Gustave Courbet’s L’Orgine du monde still seems to provoke viewers more than 150 years after it was painted. For the greater part of its history, Courbet’s painting was hidden in private art collections, now it hangs in the Musée d’Orsay for everyone to see. Is that the problem? In 2014 performance artist Deborah de Robertis sat in front of Courbet’s painting in the Musée d’Orsay exposing her vagina and was arrested. What is the taboo? Nudity, female sexuality or the male gaze?
There is a controversy over a painting by the artist Balthus. Two young women asked the Metropolitan Museum of Art to remove Thérèse Dreaming (1938). Not one of his pictures of a naked adolescent girl, but a painting of the fully dressed Thérèse Blanchard. Yes, you can see her underwear, but is that enough to arouse the viewer? The question here is: was Balthus a pedophile and are pedophiles allowed to visualize their sexual orientation?
Or does this painting represent the kind of sexualized power abuse we try so hard to get rid of? Was that the reason someone decided to throw out his Balthus painting?

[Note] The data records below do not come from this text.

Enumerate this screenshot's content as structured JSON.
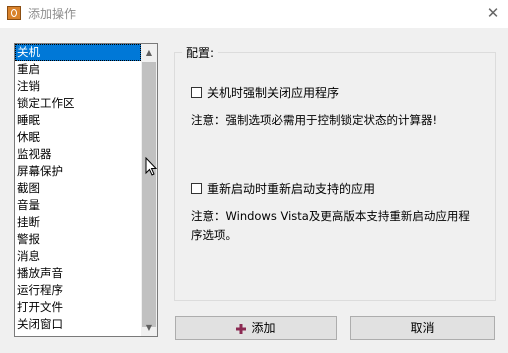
{
  "window": {
    "title": "添加操作",
    "close_glyph": "✕",
    "icon": "app-icon"
  },
  "action_list": {
    "selected": "关机",
    "items": [
      "关机",
      "重启",
      "注销",
      "锁定工作区",
      "睡眠",
      "休眠",
      "监视器",
      "屏幕保护",
      "截图",
      "音量",
      "挂断",
      "警报",
      "消息",
      "播放声音",
      "运行程序",
      "打开文件",
      "关闭窗口"
    ]
  },
  "config": {
    "legend": "配置:",
    "force_close": {
      "label": "关机时强制关闭应用程序",
      "checked": false,
      "note": "注意：强制选项必需用于控制锁定状态的计算器!"
    },
    "restart_apps": {
      "label": "重新启动时重新启动支持的应用",
      "checked": false,
      "note": "注意：Windows Vista及更高版本支持重新启动应用程序选项。"
    }
  },
  "buttons": {
    "add_label": "添加",
    "cancel_label": "取消"
  },
  "colors": {
    "selection": "#0078d7",
    "add_icon": "#8b2a52"
  }
}
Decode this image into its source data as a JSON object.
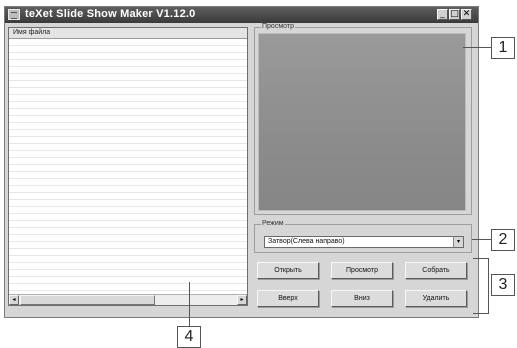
{
  "window": {
    "title": "teXet Slide Show Maker V1.12.0",
    "controls": {
      "minimize": "_",
      "maximize": "□",
      "close": "✕"
    }
  },
  "file_list": {
    "column_header": "Имя файла",
    "rows": [],
    "scroll_left": "◂",
    "scroll_right": "▸"
  },
  "preview_group": {
    "label": "Просмотр"
  },
  "mode_group": {
    "label": "Режим",
    "selected": "Затвор(Слева направо)",
    "dropdown_arrow": "▾"
  },
  "buttons": {
    "open": "Открыть",
    "preview": "Просмотр",
    "build": "Собрать",
    "up": "Вверх",
    "down": "Вниз",
    "delete": "Удалить"
  },
  "callouts": {
    "c1": "1",
    "c2": "2",
    "c3": "3",
    "c4": "4"
  }
}
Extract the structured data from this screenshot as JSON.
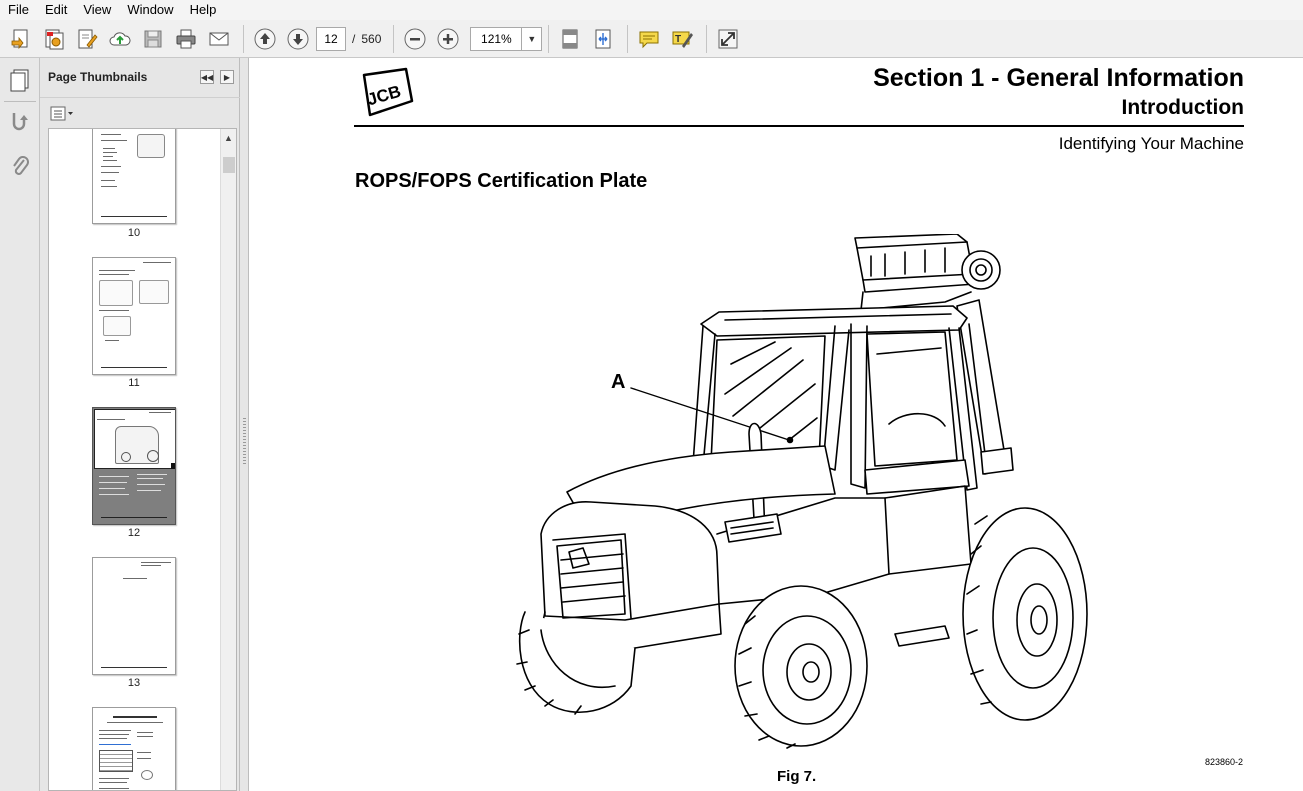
{
  "menu": [
    "File",
    "Edit",
    "View",
    "Window",
    "Help"
  ],
  "toolbar": {
    "page_current": "12",
    "page_separator": "/",
    "page_total": "560",
    "zoom": "121%",
    "icons": [
      "create-pdf-icon",
      "combine-files-icon",
      "edit-document-icon",
      "cloud-upload-icon",
      "save-icon",
      "print-icon",
      "email-icon",
      "previous-page-icon",
      "next-page-icon",
      "zoom-out-icon",
      "zoom-in-icon",
      "fit-page-icon",
      "fit-width-icon",
      "comment-icon",
      "highlight-icon",
      "full-screen-icon"
    ]
  },
  "sidebar": {
    "title": "Page Thumbnails",
    "thumbnails": [
      {
        "label": "10"
      },
      {
        "label": "11"
      },
      {
        "label": "12",
        "selected": true
      },
      {
        "label": "13"
      },
      {
        "label": ""
      }
    ]
  },
  "document": {
    "logo_text": "JCB",
    "section_title": "Section 1 - General Information",
    "subsection_title": "Introduction",
    "topic": "Identifying Your Machine",
    "heading": "ROPS/FOPS Certification Plate",
    "callout_label": "A",
    "figure_id": "823860-2",
    "figure_caption": "Fig 7."
  },
  "colors": {
    "toolbar_bg": "#f0f0f0",
    "panel_bg": "#e6e6e6",
    "selected_thumb": "#7f7f7f",
    "accent_blue": "#2f6fd3"
  }
}
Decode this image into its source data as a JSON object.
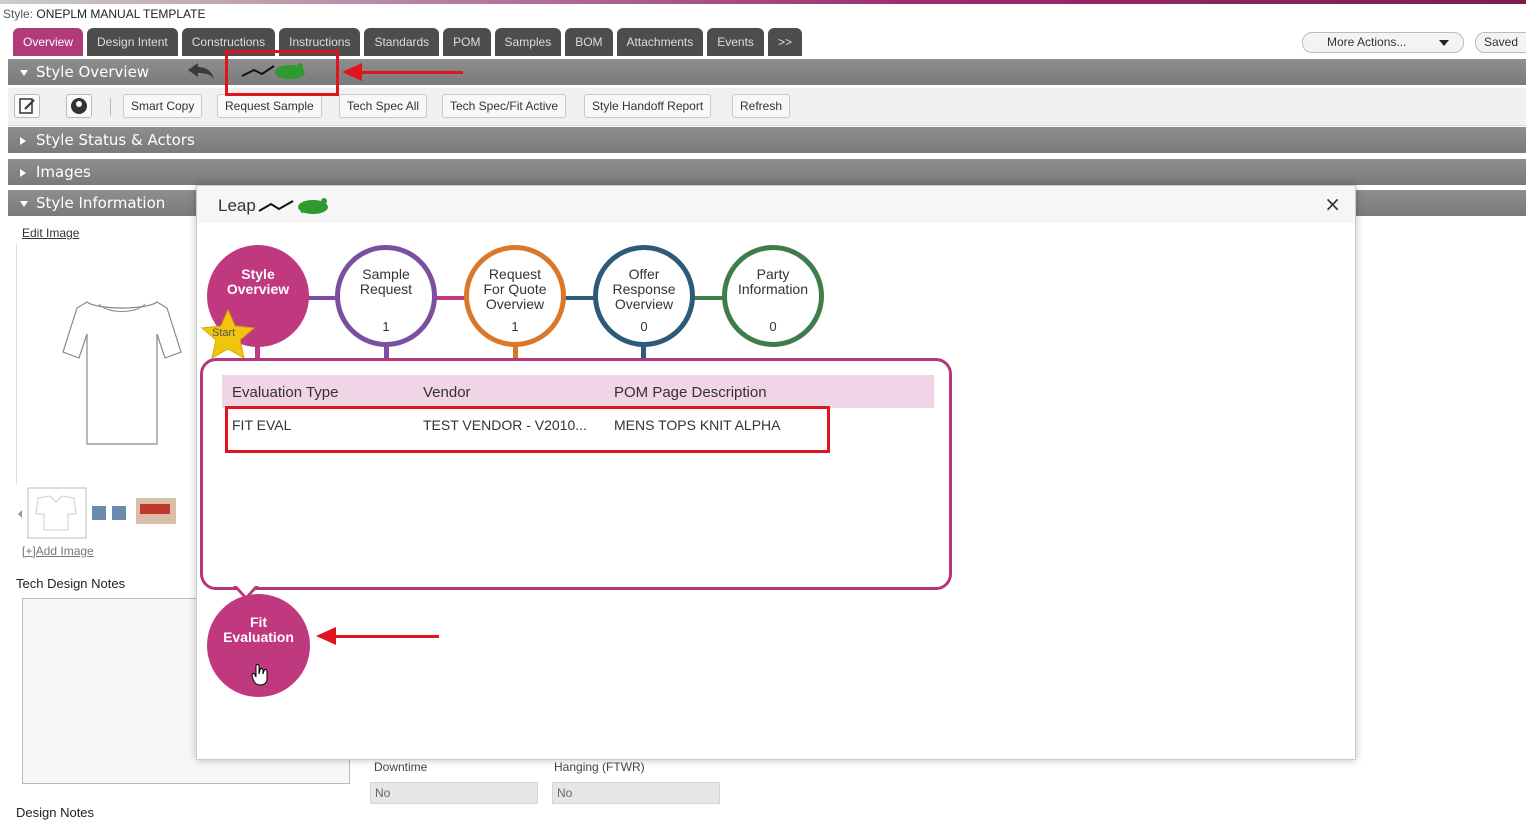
{
  "header": {
    "style_label": "Style:",
    "style_name": "ONEPLM MANUAL TEMPLATE"
  },
  "tabs": [
    {
      "label": "Overview",
      "active": true
    },
    {
      "label": "Design Intent"
    },
    {
      "label": "Constructions"
    },
    {
      "label": "Instructions"
    },
    {
      "label": "Standards"
    },
    {
      "label": "POM"
    },
    {
      "label": "Samples"
    },
    {
      "label": "BOM"
    },
    {
      "label": "Attachments"
    },
    {
      "label": "Events"
    },
    {
      "label": ">>"
    }
  ],
  "actions": {
    "more_actions": "More Actions...",
    "saved": "Saved"
  },
  "sections": {
    "style_overview": "Style Overview",
    "style_status": "Style Status & Actors",
    "images": "Images",
    "style_information": "Style Information"
  },
  "toolbar": {
    "buttons": [
      "Smart Copy",
      "Request Sample",
      "Tech Spec All",
      "Tech Spec/Fit Active",
      "Style Handoff Report",
      "Refresh"
    ]
  },
  "left": {
    "edit_image": "Edit Image",
    "add_image": "[+]Add Image",
    "tech_design_notes": "Tech Design Notes",
    "design_notes": "Design Notes",
    "fields": [
      {
        "label": "Downtime",
        "value": "No"
      },
      {
        "label": "Hanging (FTWR)",
        "value": "No"
      }
    ]
  },
  "modal": {
    "title": "Leap",
    "close": "×",
    "start_label": "Start",
    "nodes": [
      {
        "label_lines": [
          "Style",
          "Overview"
        ],
        "count": ""
      },
      {
        "label_lines": [
          "Sample",
          "Request"
        ],
        "count": "1"
      },
      {
        "label_lines": [
          "Request",
          "For Quote",
          "Overview"
        ],
        "count": "1"
      },
      {
        "label_lines": [
          "Offer",
          "Response",
          "Overview"
        ],
        "count": "0"
      },
      {
        "label_lines": [
          "Party",
          "Information"
        ],
        "count": "0"
      }
    ],
    "grid": {
      "columns": [
        "Evaluation Type",
        "Vendor",
        "POM Page Description"
      ],
      "rows": [
        [
          "FIT EVAL",
          "TEST VENDOR - V2010...",
          "MENS TOPS KNIT ALPHA"
        ]
      ]
    },
    "fit_node": {
      "label_lines": [
        "Fit",
        "Evaluation"
      ]
    }
  },
  "colors": {
    "accent": "#c0387e",
    "sample_ring": "#7b4fa0",
    "rfq_ring": "#d9782a",
    "offer_ring": "#2c5a78",
    "party_ring": "#3e7d4a",
    "annotation_red": "#e0141c"
  }
}
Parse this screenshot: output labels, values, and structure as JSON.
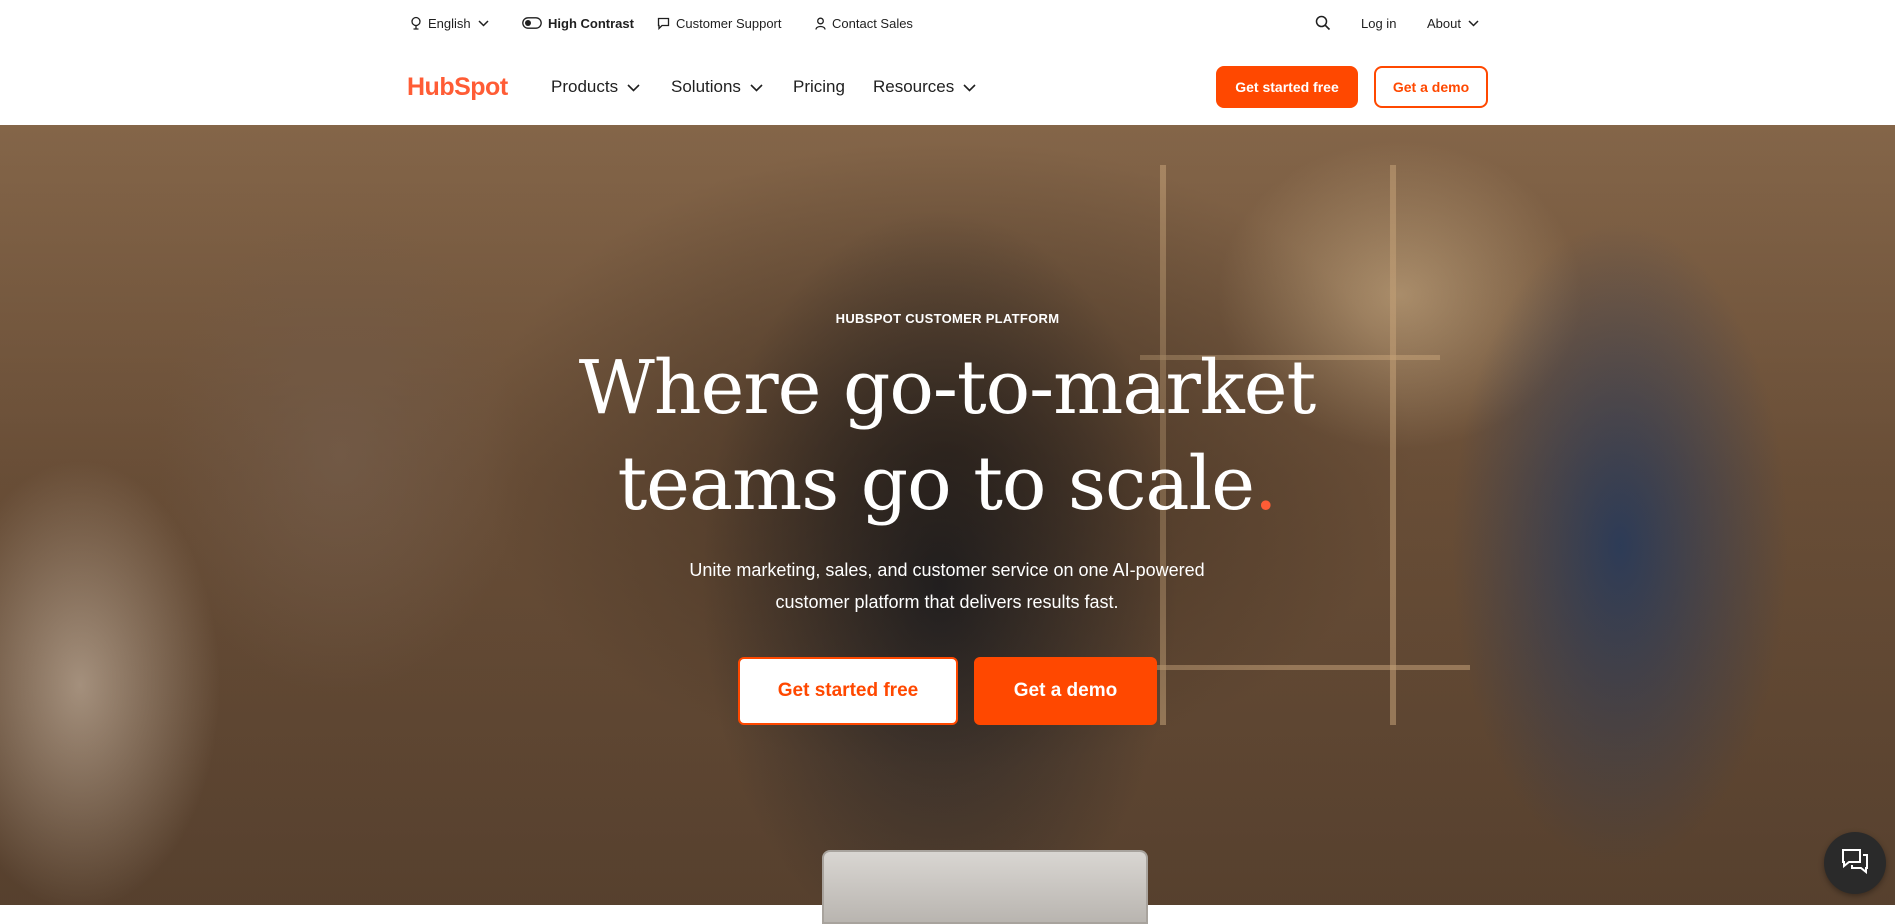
{
  "utility_bar": {
    "language": "English",
    "high_contrast": "High Contrast",
    "customer_support": "Customer Support",
    "contact_sales": "Contact Sales",
    "login": "Log in",
    "about": "About"
  },
  "nav": {
    "logo": "HubSpot",
    "items": [
      "Products",
      "Solutions",
      "Pricing",
      "Resources"
    ],
    "get_started": "Get started free",
    "get_demo": "Get a demo"
  },
  "hero": {
    "eyebrow": "HUBSPOT CUSTOMER PLATFORM",
    "headline_line1": "Where go-to-market",
    "headline_line2": "teams go to scale",
    "headline_dot": ".",
    "subhead_line1": "Unite marketing, sales, and customer service on one AI-powered",
    "subhead_line2": "customer platform that delivers results fast.",
    "cta_primary": "Get started free",
    "cta_secondary": "Get a demo"
  },
  "colors": {
    "brand_orange": "#ff4800",
    "logo_orange": "#ff5c35",
    "text_dark": "#1f1f1f"
  },
  "icons": [
    "globe-icon",
    "toggle-icon",
    "chat-bubble-icon",
    "person-icon",
    "search-icon",
    "chevron-down-icon",
    "chat-widget-icon"
  ]
}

A favored theme for Third Reich artists was a portrait of the Führer. These became so numerous that Hitler finally decreed that only one would be displayed officially at each annual Greater German Art Exhibition. The official portrait of Adolf Hitler for 1937 was painted by Heinrich Knirr (1862 – 1944). After studying at the Academy of fine arts in Vienna, Heinrich Knirr opened a private art school in Munich. It gained a good reputation throughout Europe. During the Nazi régime he painted the portraits of Adolf Hitler, Rudolf Hess and others, and Albert Speer often referred to him as ‘the court painter’. Isn’t it ironic that a former member of the progressive Munich Secession and Vienna Secession paints a portrait of Hitler in the style of Anthony van Dyck and Joshua Reynolds and then calls it ‘Hitler, the Creator of the Third Reich and Renewer of German Art’?
Did we lose faith in the values of the Enlightenment? What is left of the belief that to be informed is manifestly better than to be ignorant or prejudiced? Denis Diderot, the main editor of the Encyclopédia (1751-1772), wrote ‘our aim is to bring together all knowledge, to present its overall structure to our contemporaries and to hand it on to those who will come after us, so that our children, by becoming more knowledgeable, will become more virtuous and happier’. So how did that turn out? It does feel like there is an overwhelming sense of pessimism at the moment and a worrisome trend toward increasing polarization with a willingness to wreck the precious institutions of liberal democracy. So who is going to fight tribalism, nationalist fervour, religious ecstasy, medical quackery and conspiracy theorizing, and make a case for reason, science and humanism?